Produced from 1978 to 2002, the Toyota Supra once represented the pinnacle of the maker’s design and engineering capabilities, but it was pulled from production due to a variety of factors – leaving long-time fans calling for its return ever since.
The loss of the Supra was, to critics, one more step backward for Toyota as it morphed into a plain vanilla brand best known for quality, reliability and boring green machines like the Prius. As the recent unveiling of a more stylish Corolla, as well as the introduction of the Scion FR-S sports car, demonstrate, Toyota is finally recognizing the need to put more passion into its products.
That could be underscored next autumn when Toyota and BMW pull the covers off the new sports car they are jointly developing during a preview at the 2013 Tokyo Motor Show. It’s expected to be larger and deliver better performance than the FR-S, which Toyota also sells in many markets as the GT-86.
“It’s futile if we make something similar to the 86,” incoming chairman Takeshi Uchiyamada told the Bloomberg news service during an interview in Osaka. Known as the “father of the Prius,” Uchiyamada said he’d like something much more comparable in power, performance and positioning to the old Supra – though he also cautioned the final specs are not his to call.
“That’s what I want, but it’s not me who makes the decision,” said Uchiyamada.
The FR-S/GT-86 was itself the result of a joint venture between Toyota and Subaru, the smaller maker marketing its version under the BRZ nameplate.
Long reluctant to partner with erstwhile competitors, Toyota has recently reversed course.
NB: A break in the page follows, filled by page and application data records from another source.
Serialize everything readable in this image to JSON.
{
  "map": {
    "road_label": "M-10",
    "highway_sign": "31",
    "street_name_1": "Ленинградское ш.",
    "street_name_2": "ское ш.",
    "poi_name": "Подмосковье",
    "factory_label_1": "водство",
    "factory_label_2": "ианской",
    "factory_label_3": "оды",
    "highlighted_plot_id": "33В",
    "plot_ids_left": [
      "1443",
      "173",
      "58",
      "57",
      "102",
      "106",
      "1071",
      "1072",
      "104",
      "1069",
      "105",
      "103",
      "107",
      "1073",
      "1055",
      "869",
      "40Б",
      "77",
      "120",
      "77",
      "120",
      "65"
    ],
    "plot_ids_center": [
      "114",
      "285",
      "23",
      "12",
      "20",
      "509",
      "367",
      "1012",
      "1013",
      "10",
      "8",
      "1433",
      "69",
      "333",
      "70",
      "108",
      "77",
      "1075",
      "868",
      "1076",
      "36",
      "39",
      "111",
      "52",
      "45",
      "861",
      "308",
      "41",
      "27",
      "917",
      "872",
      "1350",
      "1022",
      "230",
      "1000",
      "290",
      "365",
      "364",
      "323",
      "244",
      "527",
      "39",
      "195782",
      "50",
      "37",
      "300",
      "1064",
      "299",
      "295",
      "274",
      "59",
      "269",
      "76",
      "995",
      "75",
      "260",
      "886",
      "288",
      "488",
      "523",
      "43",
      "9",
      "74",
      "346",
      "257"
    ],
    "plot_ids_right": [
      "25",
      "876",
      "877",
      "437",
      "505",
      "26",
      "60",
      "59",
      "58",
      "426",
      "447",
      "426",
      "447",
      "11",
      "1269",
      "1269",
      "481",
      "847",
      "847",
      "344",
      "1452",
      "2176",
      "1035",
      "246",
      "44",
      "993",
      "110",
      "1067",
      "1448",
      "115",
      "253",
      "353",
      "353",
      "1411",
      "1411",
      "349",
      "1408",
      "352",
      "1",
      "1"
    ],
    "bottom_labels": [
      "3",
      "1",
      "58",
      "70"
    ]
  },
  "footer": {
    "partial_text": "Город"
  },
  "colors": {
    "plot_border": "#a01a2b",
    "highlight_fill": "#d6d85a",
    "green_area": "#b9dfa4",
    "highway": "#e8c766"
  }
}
It has, for example, teamed up with Ford on several projects that include the development of hybrid technology that can be used on large trucks – perhaps future versions of the Ford F-150 and Toyota Tundra.
Meanwhile, the Japanese giant has several programs going with BMW, including sourcing German diesel engines for use in Toyota products sold in Europe.
Then there’s the new sports car program, which is set to be unveiled in Tokyo late this year. How much it might resemble a modern-day take on the last Toyota Supra remains to be seen – as does any decision about reviving the Supra nameplate, though the 66-year-old Uchiyamada certainly could have a strong say when he steps into his new role, the second-highest position next to President Akio Toyoda.
The Supra was launched in Japan in 1978 and was a popular mainstay in the American market until 1998. It continued in production for Japanese buyers for another four years. Part of the problem was that the sports car couldn’t comply with tightening emissions standards. The more powerful – but dirtier turbo version was yanked from the American market in 1996.
But the last Toyota Supra had also grown too expensive – at least for the time. That also drove several other Japanese sports car out of the market, including the last-generation Mazda RX-7 and the Nissan Z-Car which has since been revived.